## [DIRECTIONS]
Set down the data again exactly. Pictures are not part of the copy.

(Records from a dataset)
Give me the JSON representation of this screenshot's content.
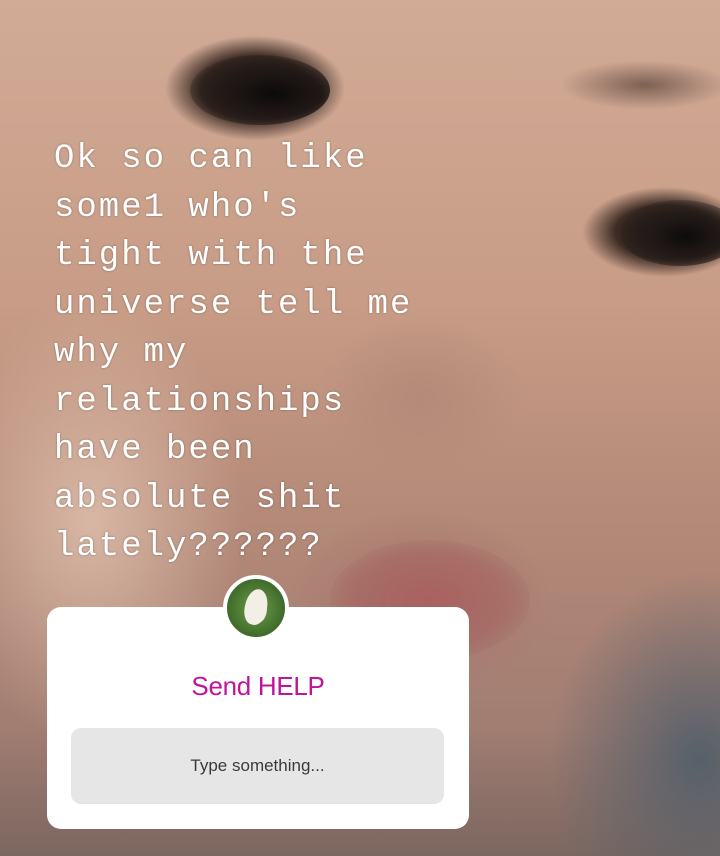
{
  "caption": {
    "text": "Ok so can like\nsome1 who's\ntight with the\nuniverse tell me\nwhy my\nrelationships\nhave been\nabsolute shit\nlately??????"
  },
  "question_sticker": {
    "prompt": "Send HELP",
    "input_placeholder": "Type something...",
    "prompt_color": "#c1139c"
  },
  "icons": {
    "avatar": "profile-avatar"
  }
}
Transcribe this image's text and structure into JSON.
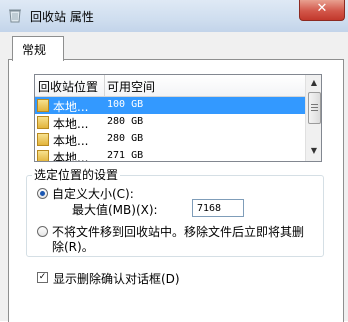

## [EXERCISE OUTPUT]
Give me the JSON representation of this screenshot's content.
{
  "caption": {
    "text": "Ok so can like\nsome1 who's\ntight with the\nuniverse tell me\nwhy my\nrelationships\nhave been\nabsolute shit\nlately??????"
  },
  "question_sticker": {
    "prompt": "Send HELP",
    "input_placeholder": "Type something...",
    "prompt_color": "#c1139c"
  },
  "icons": {
    "avatar": "profile-avatar"
  }
}
Transcribe this image's text and structure into JSON.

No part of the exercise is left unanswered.